◆ TASK ITEM ◆
Report each line of the data that includes the word "DONNANUDA".

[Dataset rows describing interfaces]

:::

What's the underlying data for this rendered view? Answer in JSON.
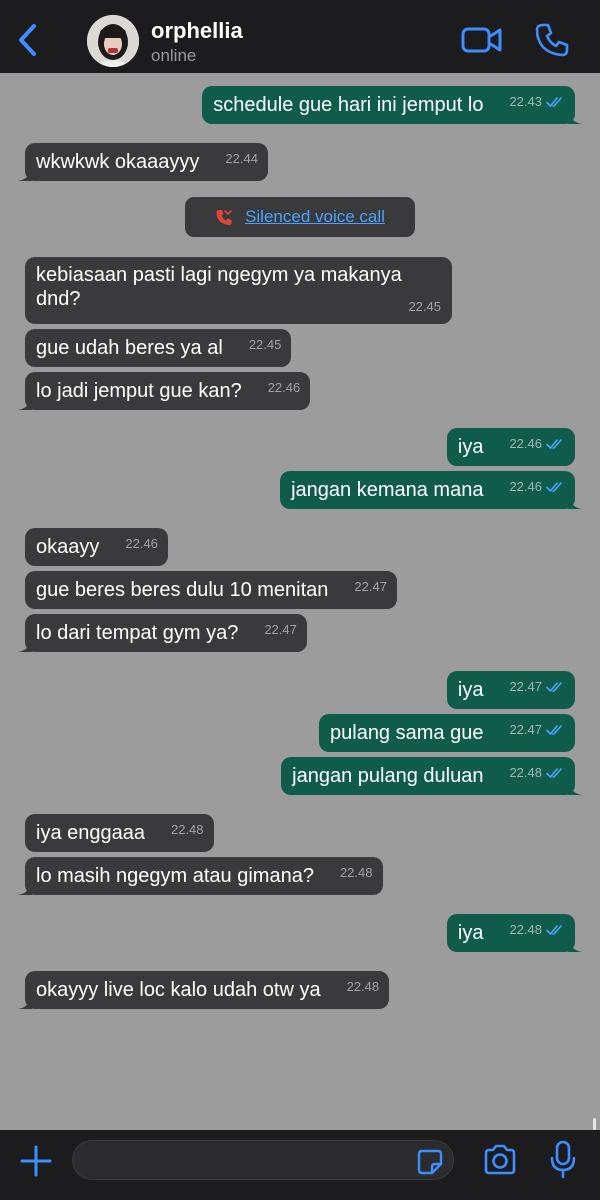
{
  "header": {
    "contact_name": "orphellia",
    "status": "online"
  },
  "call_notice": {
    "label": "Silenced voice call"
  },
  "messages": [
    {
      "text": "schedule gue hari ini jemput lo",
      "time": "22.43"
    },
    {
      "text": "wkwkwk okaaayyy",
      "time": "22.44"
    },
    {
      "text": "kebiasaan pasti lagi ngegym ya makanya\ndnd?",
      "time": "22.45"
    },
    {
      "text": "gue udah beres ya al",
      "time": "22.45"
    },
    {
      "text": "lo jadi jemput gue kan?",
      "time": "22.46"
    },
    {
      "text": "iya",
      "time": "22.46"
    },
    {
      "text": "jangan kemana mana",
      "time": "22.46"
    },
    {
      "text": "okaayy",
      "time": "22.46"
    },
    {
      "text": "gue beres beres dulu 10 menitan",
      "time": "22.47"
    },
    {
      "text": "lo dari tempat gym ya?",
      "time": "22.47"
    },
    {
      "text": "iya",
      "time": "22.47"
    },
    {
      "text": "pulang sama gue",
      "time": "22.47"
    },
    {
      "text": "jangan pulang duluan",
      "time": "22.48"
    },
    {
      "text": "iya enggaaa",
      "time": "22.48"
    },
    {
      "text": "lo masih ngegym atau gimana?",
      "time": "22.48"
    },
    {
      "text": "iya",
      "time": "22.48"
    },
    {
      "text": "okayyy live loc kalo udah otw ya",
      "time": "22.48"
    }
  ],
  "colors": {
    "chat_background": "#9c9c9c",
    "incoming_bubble": "#3a3a3c",
    "outgoing_bubble": "#0f5c4b",
    "accent": "#4aa3ff",
    "missed_call": "#e0453a"
  },
  "icons": {
    "back": "chevron-left-icon",
    "video": "video-call-icon",
    "phone": "voice-call-icon",
    "read": "double-check-icon",
    "missed": "missed-call-icon",
    "attach": "plus-icon",
    "sticker": "sticker-icon",
    "camera": "camera-icon",
    "mic": "microphone-icon"
  }
}
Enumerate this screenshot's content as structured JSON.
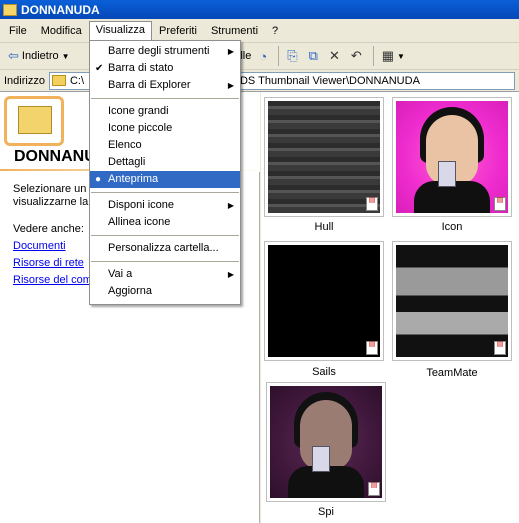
{
  "window": {
    "title": "DONNANUDA"
  },
  "menubar": {
    "items": [
      "File",
      "Modifica",
      "Visualizza",
      "Preferiti",
      "Strumenti",
      "?"
    ]
  },
  "toolbar": {
    "back_label": "Indietro",
    "folders_label": "rtelle"
  },
  "address": {
    "label": "Indirizzo",
    "path_left": "C:\\",
    "path_right": "DDS Thumbnail Viewer\\DONNANUDA"
  },
  "left_pane": {
    "folder_title": "DONNANUDA",
    "desc_line1": "Selezionare un e",
    "desc_line2": "visualizzarne la",
    "see_also": "Vedere anche:",
    "links": [
      "Documenti",
      "Risorse di rete",
      "Risorse del comp"
    ]
  },
  "menu_visualizza": {
    "items": [
      {
        "label": "Barre degli strumenti",
        "submenu": true
      },
      {
        "label": "Barra di stato",
        "checked": true
      },
      {
        "label": "Barra di Explorer",
        "submenu": true
      },
      {
        "label": "Icone grandi"
      },
      {
        "label": "Icone piccole"
      },
      {
        "label": "Elenco"
      },
      {
        "label": "Dettagli"
      },
      {
        "label": "Anteprima",
        "radio": true,
        "selected": true
      },
      {
        "label": "Disponi icone",
        "submenu": true
      },
      {
        "label": "Allinea icone"
      },
      {
        "label": "Personalizza cartella..."
      },
      {
        "label": "Vai a",
        "submenu": true
      },
      {
        "label": "Aggiorna"
      }
    ]
  },
  "thumbnails": [
    {
      "name": "Hull"
    },
    {
      "name": "Icon"
    },
    {
      "name": "Sails"
    },
    {
      "name": "TeamMate"
    },
    {
      "name": "Spi"
    }
  ],
  "colors": {
    "title_bar": "#0a5fd8",
    "menu_highlight": "#316ac5",
    "link": "#0000ee"
  }
}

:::

◆ RESPONSE BELOW ◆
    "title": "DONNANUDA"
    "path_right": "DDS Thumbnail Viewer\\DONNANUDA"
    "folder_title": "DONNANUDA",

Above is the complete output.